    Some are concerned about Facebook's transparency.

    Facebook got a big "dislike" from four U.S. senators on Tuesday, with a denunciation of the site's new "Instant Personalization" feature.

    New York's Charles Schumer sent a letter to Facebook's Mark Zuckerberg, expressing concern about the site's tendency to share more data than users may realize.

    Schumer doesn't have a Facebook profile of his own, but the other senators on the bill do. Joining him were Michael Bennet of Colorado (whose page boasts 4,611 fans), Alaska's Mark Begich (1,575 fans and nothing on his wall), and Minnesota's Al Franken (59,172 fans).

    At issue is how Facebook gives out information about its users to certain sites such as Pandora, Yelp, and notoriously unsafe Microsoft. Although the companies insist that they're being transparent about the sharing, the senators claim that it's not clear enough, especially with all the blinking lights and diodes and website-mouse-clicks on those infernal modern computing devices.

    Sharing data between sites is nothing new. It's a technology generally referred to as an "API," a type of interface that allows, for example, Twitter users to download the client of their choice for tweeting from their iPhone.

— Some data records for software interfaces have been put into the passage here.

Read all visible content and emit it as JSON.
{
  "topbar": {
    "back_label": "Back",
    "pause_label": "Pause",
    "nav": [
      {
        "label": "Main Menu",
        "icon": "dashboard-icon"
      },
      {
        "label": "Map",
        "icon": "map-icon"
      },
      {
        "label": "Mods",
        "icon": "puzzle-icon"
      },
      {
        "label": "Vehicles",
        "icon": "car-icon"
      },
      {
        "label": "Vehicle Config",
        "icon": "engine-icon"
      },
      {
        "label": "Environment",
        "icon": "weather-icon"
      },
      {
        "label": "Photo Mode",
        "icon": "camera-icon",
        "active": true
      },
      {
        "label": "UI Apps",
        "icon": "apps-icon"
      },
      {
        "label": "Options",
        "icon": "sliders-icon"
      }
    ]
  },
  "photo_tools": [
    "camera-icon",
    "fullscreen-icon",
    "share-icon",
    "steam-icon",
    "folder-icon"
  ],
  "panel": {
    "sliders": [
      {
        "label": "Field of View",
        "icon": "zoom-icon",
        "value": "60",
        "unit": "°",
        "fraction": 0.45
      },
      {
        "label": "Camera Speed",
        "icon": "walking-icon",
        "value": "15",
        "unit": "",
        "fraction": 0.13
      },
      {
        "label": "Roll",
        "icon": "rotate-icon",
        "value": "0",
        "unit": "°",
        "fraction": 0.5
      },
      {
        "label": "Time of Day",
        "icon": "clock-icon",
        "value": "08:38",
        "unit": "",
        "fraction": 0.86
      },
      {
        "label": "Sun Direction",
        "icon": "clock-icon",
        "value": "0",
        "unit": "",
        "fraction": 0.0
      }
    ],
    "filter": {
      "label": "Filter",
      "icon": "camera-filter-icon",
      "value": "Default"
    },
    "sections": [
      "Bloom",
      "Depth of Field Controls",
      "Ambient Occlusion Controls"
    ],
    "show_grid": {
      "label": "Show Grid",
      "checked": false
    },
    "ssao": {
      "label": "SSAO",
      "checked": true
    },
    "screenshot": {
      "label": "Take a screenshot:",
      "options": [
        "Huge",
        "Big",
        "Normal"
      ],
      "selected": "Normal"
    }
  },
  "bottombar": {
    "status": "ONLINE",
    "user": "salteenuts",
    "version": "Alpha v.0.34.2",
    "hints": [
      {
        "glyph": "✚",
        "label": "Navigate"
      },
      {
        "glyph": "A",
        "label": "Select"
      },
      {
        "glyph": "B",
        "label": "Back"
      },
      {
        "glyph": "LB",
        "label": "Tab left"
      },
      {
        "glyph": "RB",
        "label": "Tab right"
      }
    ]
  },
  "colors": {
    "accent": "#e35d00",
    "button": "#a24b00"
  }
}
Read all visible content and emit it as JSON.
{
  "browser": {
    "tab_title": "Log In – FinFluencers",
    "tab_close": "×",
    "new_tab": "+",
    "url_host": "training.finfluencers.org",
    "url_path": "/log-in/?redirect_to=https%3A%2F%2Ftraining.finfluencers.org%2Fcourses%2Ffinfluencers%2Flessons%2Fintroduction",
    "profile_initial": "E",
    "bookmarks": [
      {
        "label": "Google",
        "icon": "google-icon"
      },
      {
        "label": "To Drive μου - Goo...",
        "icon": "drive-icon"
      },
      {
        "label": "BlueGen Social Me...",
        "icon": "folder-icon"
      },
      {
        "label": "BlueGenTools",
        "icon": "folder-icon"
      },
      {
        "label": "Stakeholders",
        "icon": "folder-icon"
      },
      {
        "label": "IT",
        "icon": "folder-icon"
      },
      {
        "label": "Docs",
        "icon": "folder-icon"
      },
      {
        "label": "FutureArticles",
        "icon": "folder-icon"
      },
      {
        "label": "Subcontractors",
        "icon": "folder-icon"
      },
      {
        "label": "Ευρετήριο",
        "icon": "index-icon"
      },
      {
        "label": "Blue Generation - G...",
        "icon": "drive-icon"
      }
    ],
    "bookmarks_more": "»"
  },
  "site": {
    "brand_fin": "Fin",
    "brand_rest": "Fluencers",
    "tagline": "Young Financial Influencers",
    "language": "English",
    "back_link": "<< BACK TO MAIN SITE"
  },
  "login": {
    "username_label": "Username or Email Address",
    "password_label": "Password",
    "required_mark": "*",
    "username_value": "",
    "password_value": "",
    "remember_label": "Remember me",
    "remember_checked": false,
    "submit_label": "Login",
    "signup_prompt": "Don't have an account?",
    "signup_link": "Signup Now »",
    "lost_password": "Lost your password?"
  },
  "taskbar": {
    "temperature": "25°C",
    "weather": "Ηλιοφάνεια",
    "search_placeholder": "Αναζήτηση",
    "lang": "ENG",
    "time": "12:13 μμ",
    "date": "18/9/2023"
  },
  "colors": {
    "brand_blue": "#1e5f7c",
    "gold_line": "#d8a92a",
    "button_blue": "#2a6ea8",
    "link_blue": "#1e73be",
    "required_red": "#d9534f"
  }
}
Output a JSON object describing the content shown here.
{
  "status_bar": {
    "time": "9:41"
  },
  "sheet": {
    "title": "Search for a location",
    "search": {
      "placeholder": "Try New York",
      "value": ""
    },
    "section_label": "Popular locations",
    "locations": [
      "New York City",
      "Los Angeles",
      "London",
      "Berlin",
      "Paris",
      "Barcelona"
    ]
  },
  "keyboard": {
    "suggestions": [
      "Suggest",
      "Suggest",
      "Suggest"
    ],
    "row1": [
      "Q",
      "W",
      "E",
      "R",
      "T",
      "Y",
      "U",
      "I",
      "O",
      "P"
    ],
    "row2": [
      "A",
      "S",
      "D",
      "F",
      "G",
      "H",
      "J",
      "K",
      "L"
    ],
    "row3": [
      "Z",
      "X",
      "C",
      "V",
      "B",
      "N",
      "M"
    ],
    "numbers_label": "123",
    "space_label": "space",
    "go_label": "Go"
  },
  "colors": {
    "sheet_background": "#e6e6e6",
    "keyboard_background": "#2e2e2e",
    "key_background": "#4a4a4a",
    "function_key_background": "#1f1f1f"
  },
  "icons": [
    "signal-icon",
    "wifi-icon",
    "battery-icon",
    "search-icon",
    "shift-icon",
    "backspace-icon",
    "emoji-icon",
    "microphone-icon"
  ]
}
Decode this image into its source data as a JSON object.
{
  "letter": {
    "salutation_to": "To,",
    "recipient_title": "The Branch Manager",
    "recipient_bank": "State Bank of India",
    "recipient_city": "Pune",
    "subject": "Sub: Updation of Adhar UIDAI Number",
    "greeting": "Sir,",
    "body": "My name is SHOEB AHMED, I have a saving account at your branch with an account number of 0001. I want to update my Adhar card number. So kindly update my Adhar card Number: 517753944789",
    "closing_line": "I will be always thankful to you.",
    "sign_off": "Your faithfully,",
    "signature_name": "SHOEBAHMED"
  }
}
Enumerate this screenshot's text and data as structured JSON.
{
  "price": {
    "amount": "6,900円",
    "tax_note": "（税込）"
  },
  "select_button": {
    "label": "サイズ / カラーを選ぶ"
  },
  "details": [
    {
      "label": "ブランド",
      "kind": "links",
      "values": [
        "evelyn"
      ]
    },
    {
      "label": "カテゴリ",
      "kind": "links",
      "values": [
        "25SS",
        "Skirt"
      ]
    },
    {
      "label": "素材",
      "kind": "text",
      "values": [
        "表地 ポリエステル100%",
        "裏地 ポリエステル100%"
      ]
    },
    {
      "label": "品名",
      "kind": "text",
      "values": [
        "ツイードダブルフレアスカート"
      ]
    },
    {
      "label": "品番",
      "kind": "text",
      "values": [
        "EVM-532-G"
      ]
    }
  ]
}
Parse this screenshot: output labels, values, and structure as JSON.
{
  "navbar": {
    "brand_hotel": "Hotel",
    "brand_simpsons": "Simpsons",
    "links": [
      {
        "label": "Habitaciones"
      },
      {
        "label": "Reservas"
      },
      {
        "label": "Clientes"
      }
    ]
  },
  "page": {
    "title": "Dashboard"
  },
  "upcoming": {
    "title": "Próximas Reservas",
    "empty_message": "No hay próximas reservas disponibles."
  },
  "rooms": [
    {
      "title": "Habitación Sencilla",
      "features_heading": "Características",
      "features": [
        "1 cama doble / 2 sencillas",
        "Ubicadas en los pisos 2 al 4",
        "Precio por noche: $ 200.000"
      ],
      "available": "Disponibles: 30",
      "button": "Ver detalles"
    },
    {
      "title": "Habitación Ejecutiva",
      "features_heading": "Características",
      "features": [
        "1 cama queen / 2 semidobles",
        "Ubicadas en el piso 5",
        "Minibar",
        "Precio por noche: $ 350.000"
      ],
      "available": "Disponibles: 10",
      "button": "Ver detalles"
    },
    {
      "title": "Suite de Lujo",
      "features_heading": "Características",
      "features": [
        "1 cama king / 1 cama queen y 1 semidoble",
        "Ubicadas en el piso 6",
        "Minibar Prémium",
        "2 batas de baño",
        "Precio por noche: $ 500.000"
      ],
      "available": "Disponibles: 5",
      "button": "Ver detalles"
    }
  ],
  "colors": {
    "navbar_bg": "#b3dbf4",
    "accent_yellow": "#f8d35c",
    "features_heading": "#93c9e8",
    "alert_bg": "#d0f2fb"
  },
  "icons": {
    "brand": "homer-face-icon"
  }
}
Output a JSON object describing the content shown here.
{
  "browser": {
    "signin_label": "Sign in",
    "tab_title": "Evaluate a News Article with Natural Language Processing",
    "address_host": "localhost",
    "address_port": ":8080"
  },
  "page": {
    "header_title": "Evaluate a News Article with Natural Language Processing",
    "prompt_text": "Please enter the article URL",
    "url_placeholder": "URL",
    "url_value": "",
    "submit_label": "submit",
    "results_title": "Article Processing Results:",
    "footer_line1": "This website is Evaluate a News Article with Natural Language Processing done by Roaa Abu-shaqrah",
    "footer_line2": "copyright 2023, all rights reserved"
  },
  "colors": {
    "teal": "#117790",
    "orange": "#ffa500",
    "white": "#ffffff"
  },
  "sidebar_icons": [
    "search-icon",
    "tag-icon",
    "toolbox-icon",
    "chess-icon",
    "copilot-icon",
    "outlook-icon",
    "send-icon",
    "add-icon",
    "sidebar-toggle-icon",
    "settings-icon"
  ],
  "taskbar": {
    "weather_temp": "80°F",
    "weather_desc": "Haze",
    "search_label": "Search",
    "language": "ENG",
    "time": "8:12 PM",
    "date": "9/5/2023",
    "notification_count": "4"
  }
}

But the hyperventilation in this case stems from the clarity of Facebook's disclosure: the site simply automatically shares the data, rather than asking users to opt-in first.

    That's what the senators want changed, especially since the opting-out process is currently "long and complicated."

    A Facebook spokesman responded that "further dialogue" was likely on the subject.